It took precisely four days for the beautiful game to regain its aura, appeal and popularity among billions of die-hard fans and administrators from across the globe. There is a sense of déjà vu all around following the possible end of the most infamous chapters in the sport’s otherwise glittering history. At a critical time when the sport was getting murkier because of the machinations of the most powerful football administrator, FIFA resembled a haven that housed thugs and goons.
As the genuine footballer mourned the death of the sport, the good news has come straight from the horse’s mouth. Bowing down to European mud-slinging and media bashing over charges of collusion with the corrupt officials whom he had handpicked, Sepp Blatter resigned from the post of FIFA President exactly four days into his fifth term.
The football world has shifted its axis and there is this sense of optimism, and a sigh of relief, that it will be the end of the most notoriously dictatorial 17-year-old regime (The Swiss 79-year-old assumed office for the first time in 1998) that sullied the sport like no other.
Former English Football Association chairman Lord Triesman was not wrong in his 2006 criticism that FIFA was a mafia family that patronised bribes, bungs and corruption. People in the know of things wondered how Blatter could survive global battering when many of his close aides were arrested and fingers were pointed at him for the dubious voting process for the 2018 and 2022 World Cups, awarded to Russia and Qatar respectively.

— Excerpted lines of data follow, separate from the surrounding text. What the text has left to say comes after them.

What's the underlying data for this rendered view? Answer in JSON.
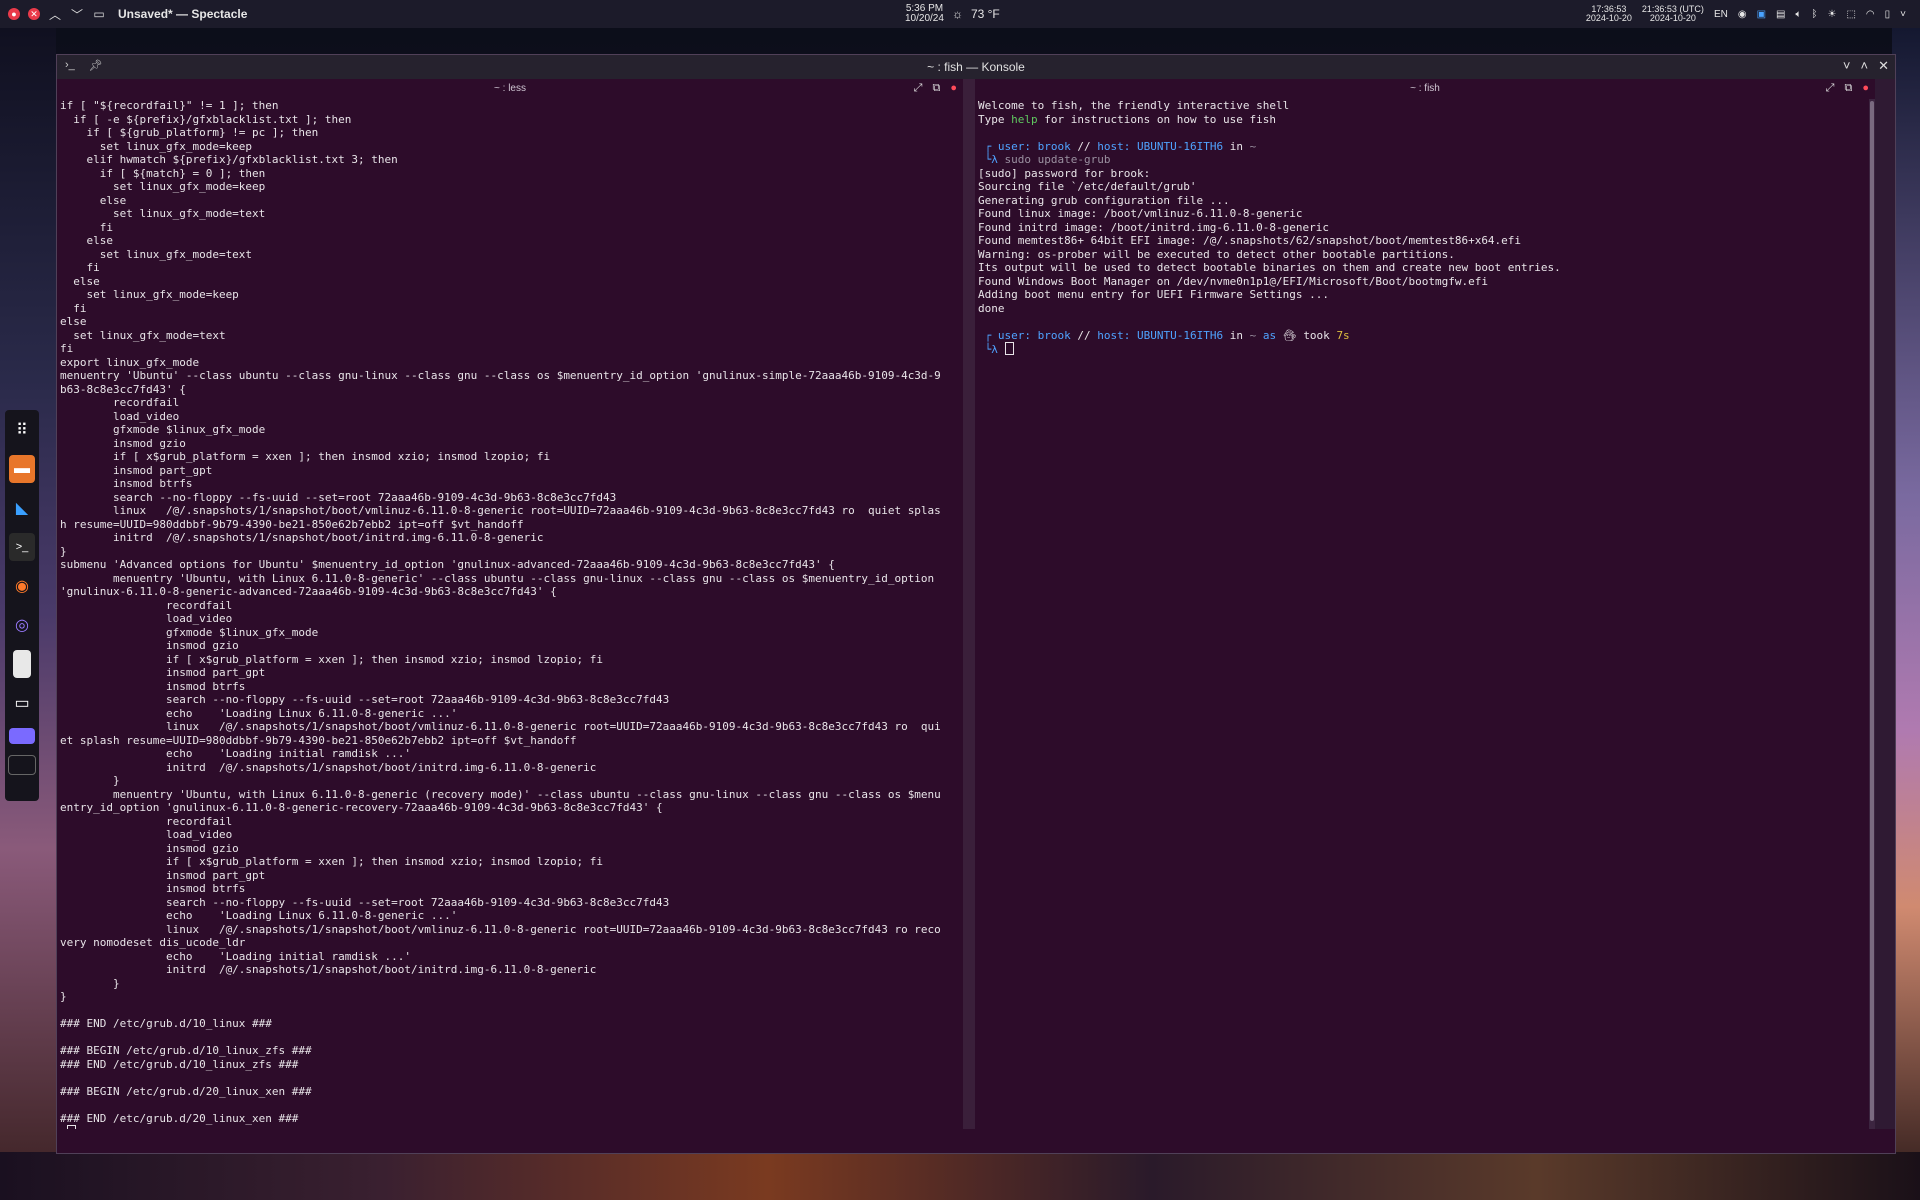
{
  "top_panel": {
    "window_title": "Unsaved* — Spectacle",
    "clock_time": "5:36 PM",
    "clock_date": "10/20/24",
    "weather": "73 °F",
    "tz_local_time": "17:36:53",
    "tz_local_date": "2024-10-20",
    "tz_utc_time": "21:36:53 (UTC)",
    "tz_utc_date": "2024-10-20",
    "lang": "EN"
  },
  "konsole": {
    "title": "~ : fish — Konsole",
    "left_pane": {
      "title": "~ : less",
      "lines": [
        "if [ \"${recordfail}\" != 1 ]; then",
        "  if [ -e ${prefix}/gfxblacklist.txt ]; then",
        "    if [ ${grub_platform} != pc ]; then",
        "      set linux_gfx_mode=keep",
        "    elif hwmatch ${prefix}/gfxblacklist.txt 3; then",
        "      if [ ${match} = 0 ]; then",
        "        set linux_gfx_mode=keep",
        "      else",
        "        set linux_gfx_mode=text",
        "      fi",
        "    else",
        "      set linux_gfx_mode=text",
        "    fi",
        "  else",
        "    set linux_gfx_mode=keep",
        "  fi",
        "else",
        "  set linux_gfx_mode=text",
        "fi",
        "export linux_gfx_mode",
        "menuentry 'Ubuntu' --class ubuntu --class gnu-linux --class gnu --class os $menuentry_id_option 'gnulinux-simple-72aaa46b-9109-4c3d-9",
        "b63-8c8e3cc7fd43' {",
        "        recordfail",
        "        load_video",
        "        gfxmode $linux_gfx_mode",
        "        insmod gzio",
        "        if [ x$grub_platform = xxen ]; then insmod xzio; insmod lzopio; fi",
        "        insmod part_gpt",
        "        insmod btrfs",
        "        search --no-floppy --fs-uuid --set=root 72aaa46b-9109-4c3d-9b63-8c8e3cc7fd43",
        "        linux   /@/.snapshots/1/snapshot/boot/vmlinuz-6.11.0-8-generic root=UUID=72aaa46b-9109-4c3d-9b63-8c8e3cc7fd43 ro  quiet splas",
        "h resume=UUID=980ddbbf-9b79-4390-be21-850e62b7ebb2 ipt=off $vt_handoff",
        "        initrd  /@/.snapshots/1/snapshot/boot/initrd.img-6.11.0-8-generic",
        "}",
        "submenu 'Advanced options for Ubuntu' $menuentry_id_option 'gnulinux-advanced-72aaa46b-9109-4c3d-9b63-8c8e3cc7fd43' {",
        "        menuentry 'Ubuntu, with Linux 6.11.0-8-generic' --class ubuntu --class gnu-linux --class gnu --class os $menuentry_id_option",
        "'gnulinux-6.11.0-8-generic-advanced-72aaa46b-9109-4c3d-9b63-8c8e3cc7fd43' {",
        "                recordfail",
        "                load_video",
        "                gfxmode $linux_gfx_mode",
        "                insmod gzio",
        "                if [ x$grub_platform = xxen ]; then insmod xzio; insmod lzopio; fi",
        "                insmod part_gpt",
        "                insmod btrfs",
        "                search --no-floppy --fs-uuid --set=root 72aaa46b-9109-4c3d-9b63-8c8e3cc7fd43",
        "                echo    'Loading Linux 6.11.0-8-generic ...'",
        "                linux   /@/.snapshots/1/snapshot/boot/vmlinuz-6.11.0-8-generic root=UUID=72aaa46b-9109-4c3d-9b63-8c8e3cc7fd43 ro  qui",
        "et splash resume=UUID=980ddbbf-9b79-4390-be21-850e62b7ebb2 ipt=off $vt_handoff",
        "                echo    'Loading initial ramdisk ...'",
        "                initrd  /@/.snapshots/1/snapshot/boot/initrd.img-6.11.0-8-generic",
        "        }",
        "        menuentry 'Ubuntu, with Linux 6.11.0-8-generic (recovery mode)' --class ubuntu --class gnu-linux --class gnu --class os $menu",
        "entry_id_option 'gnulinux-6.11.0-8-generic-recovery-72aaa46b-9109-4c3d-9b63-8c8e3cc7fd43' {",
        "                recordfail",
        "                load_video",
        "                insmod gzio",
        "                if [ x$grub_platform = xxen ]; then insmod xzio; insmod lzopio; fi",
        "                insmod part_gpt",
        "                insmod btrfs",
        "                search --no-floppy --fs-uuid --set=root 72aaa46b-9109-4c3d-9b63-8c8e3cc7fd43",
        "                echo    'Loading Linux 6.11.0-8-generic ...'",
        "                linux   /@/.snapshots/1/snapshot/boot/vmlinuz-6.11.0-8-generic root=UUID=72aaa46b-9109-4c3d-9b63-8c8e3cc7fd43 ro reco",
        "very nomodeset dis_ucode_ldr",
        "                echo    'Loading initial ramdisk ...'",
        "                initrd  /@/.snapshots/1/snapshot/boot/initrd.img-6.11.0-8-generic",
        "        }",
        "}",
        "",
        "### END /etc/grub.d/10_linux ###",
        "",
        "### BEGIN /etc/grub.d/10_linux_zfs ###",
        "### END /etc/grub.d/10_linux_zfs ###",
        "",
        "### BEGIN /etc/grub.d/20_linux_xen ###",
        "",
        "### END /etc/grub.d/20_linux_xen ###"
      ],
      "less_prompt": ":"
    },
    "right_pane": {
      "title": "~ : fish",
      "welcome": "Welcome to fish, the friendly interactive shell",
      "help_pre": "Type ",
      "help_word": "help",
      "help_post": " for instructions on how to use fish",
      "prompt_user_label": "user:",
      "prompt_user": "brook",
      "prompt_sep": "//",
      "prompt_host_label": "host:",
      "prompt_host": "UBUNTU-16ITH6",
      "prompt_in": "in",
      "prompt_dir": "~",
      "command": "sudo update-grub",
      "output": [
        "[sudo] password for brook:",
        "Sourcing file `/etc/default/grub'",
        "Generating grub configuration file ...",
        "Found linux image: /boot/vmlinuz-6.11.0-8-generic",
        "Found initrd image: /boot/initrd.img-6.11.0-8-generic",
        "Found memtest86+ 64bit EFI image: /@/.snapshots/62/snapshot/boot/memtest86+x64.efi",
        "Warning: os-prober will be executed to detect other bootable partitions.",
        "Its output will be used to detect bootable binaries on them and create new boot entries.",
        "Found Windows Boot Manager on /dev/nvme0n1p1@/EFI/Microsoft/Boot/bootmgfw.efi",
        "Adding boot menu entry for UEFI Firmware Settings ...",
        "done"
      ],
      "prompt2_as": "as",
      "prompt2_took": "took",
      "prompt2_time": "7s"
    }
  },
  "colors": {
    "terminal_bg": "#2d0c2a",
    "prompt_blue": "#4fa3ff",
    "accent_red": "#e93a4a"
  }
}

Even as he is down and out, Blatter, it seems, still nourishes hopes of another shot at the hot seat if one goes by his farewell speech in Zurich. By stressing that the scandal-tainted panel needs "profound reconstruction" and the vote "does not seem to be supported by everybody in the world of football," the wily old man is apparently playing to the gallery.
He is oblivious of the comments made against him by his own FIFA members. It was only recently that a senior official contended that "Blatter is the world champion of manipulation, a master.’ It holds good if one goes back to his reaction following a media expose about his corruption over the World Cup vote to Qatar.
British journalist Andrew Jennings shocked the world with his book ‘Foul!’ that detailed cash-for-contracts and a creepy cash-for-vote practice that brought ignominy to the sport at the behest of Blatter. Today as the disgraced ‘hero’ walks into the twilight of his controversial career, there are hardly any tears barring some from Asia and Africa including India, who gained from his divide and rule policy. Sepp Blatter who dared take on the world on his own terms is bowing out as a loner.